If you're gathering ideas for your next living room makeover, there are definitely some dos and don'ts to be aware of — and Russell Holmes, host of "Renovation Impossible," has revealed a major don't. According to HGTV, Holmes serves as a contractor on the show and assists his clients in completing paused renovations while staying on budget. Based on his expertise, we believe you can avoid a major renovation mistake with his guidance.

An accident waiting to happen

According to Realtor, Holmes isn't a fan of sunken living rooms and believes they only decrease a home's value. "If you don't pay attention, you're going to fall down and bust an ankle," Holmes pointed out. "Because that wood floor is the same color on the step as it is on the floor below." Although this was a popular trend through the 1950s and 1960s, a step that is typically 6 to 8 inches deep can be dangerous for the elderly and small children, per RosieOnTheHouse.
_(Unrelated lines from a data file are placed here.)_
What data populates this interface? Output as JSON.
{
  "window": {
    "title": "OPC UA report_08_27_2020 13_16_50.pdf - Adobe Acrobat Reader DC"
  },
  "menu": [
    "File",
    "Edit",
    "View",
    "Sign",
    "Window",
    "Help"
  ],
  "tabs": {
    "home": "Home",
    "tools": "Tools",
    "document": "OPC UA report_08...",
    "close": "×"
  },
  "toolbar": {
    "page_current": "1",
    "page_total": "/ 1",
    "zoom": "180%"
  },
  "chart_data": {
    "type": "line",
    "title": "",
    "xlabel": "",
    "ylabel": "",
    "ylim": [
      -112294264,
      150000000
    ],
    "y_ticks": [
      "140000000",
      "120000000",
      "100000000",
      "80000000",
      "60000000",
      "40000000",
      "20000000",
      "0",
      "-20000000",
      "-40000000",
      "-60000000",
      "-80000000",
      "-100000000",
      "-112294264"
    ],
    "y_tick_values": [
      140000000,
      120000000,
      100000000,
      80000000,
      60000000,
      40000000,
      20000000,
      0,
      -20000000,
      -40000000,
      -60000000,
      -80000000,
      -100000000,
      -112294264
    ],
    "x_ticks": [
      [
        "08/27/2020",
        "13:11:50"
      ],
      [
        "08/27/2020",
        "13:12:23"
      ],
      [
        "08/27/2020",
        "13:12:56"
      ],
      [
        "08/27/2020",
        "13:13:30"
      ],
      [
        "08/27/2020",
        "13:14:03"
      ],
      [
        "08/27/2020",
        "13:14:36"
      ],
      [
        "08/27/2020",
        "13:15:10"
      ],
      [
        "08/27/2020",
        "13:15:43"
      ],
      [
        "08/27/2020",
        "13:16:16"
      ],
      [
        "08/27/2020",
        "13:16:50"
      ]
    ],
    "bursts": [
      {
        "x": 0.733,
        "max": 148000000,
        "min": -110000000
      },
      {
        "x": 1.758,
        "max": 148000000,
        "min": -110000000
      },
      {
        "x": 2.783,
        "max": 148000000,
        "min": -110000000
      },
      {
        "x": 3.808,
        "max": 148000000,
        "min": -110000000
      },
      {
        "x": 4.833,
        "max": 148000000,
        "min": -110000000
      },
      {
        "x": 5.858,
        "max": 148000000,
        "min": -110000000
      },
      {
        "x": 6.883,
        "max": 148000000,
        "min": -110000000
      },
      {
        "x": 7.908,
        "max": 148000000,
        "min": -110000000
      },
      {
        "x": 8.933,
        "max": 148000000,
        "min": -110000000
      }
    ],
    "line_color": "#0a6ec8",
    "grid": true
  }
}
In the end, this sunken living room — pictured above and featured in Season 1, Episode 6 of "Renovation Impossible" — was transformed into a leveled dining room (via Amazon Prime). Holmes and his crew raised the floor by first pouring on a layer of cement. Then, they laid down several wooden boards on their sides to make the flooring level with the rest of the home. "This way, when we put down the new flooring, it'll all be even," Holmes explained. After raising the flooring and removing the wall separating the room from other areas, the residence instantly felt more open and brighter.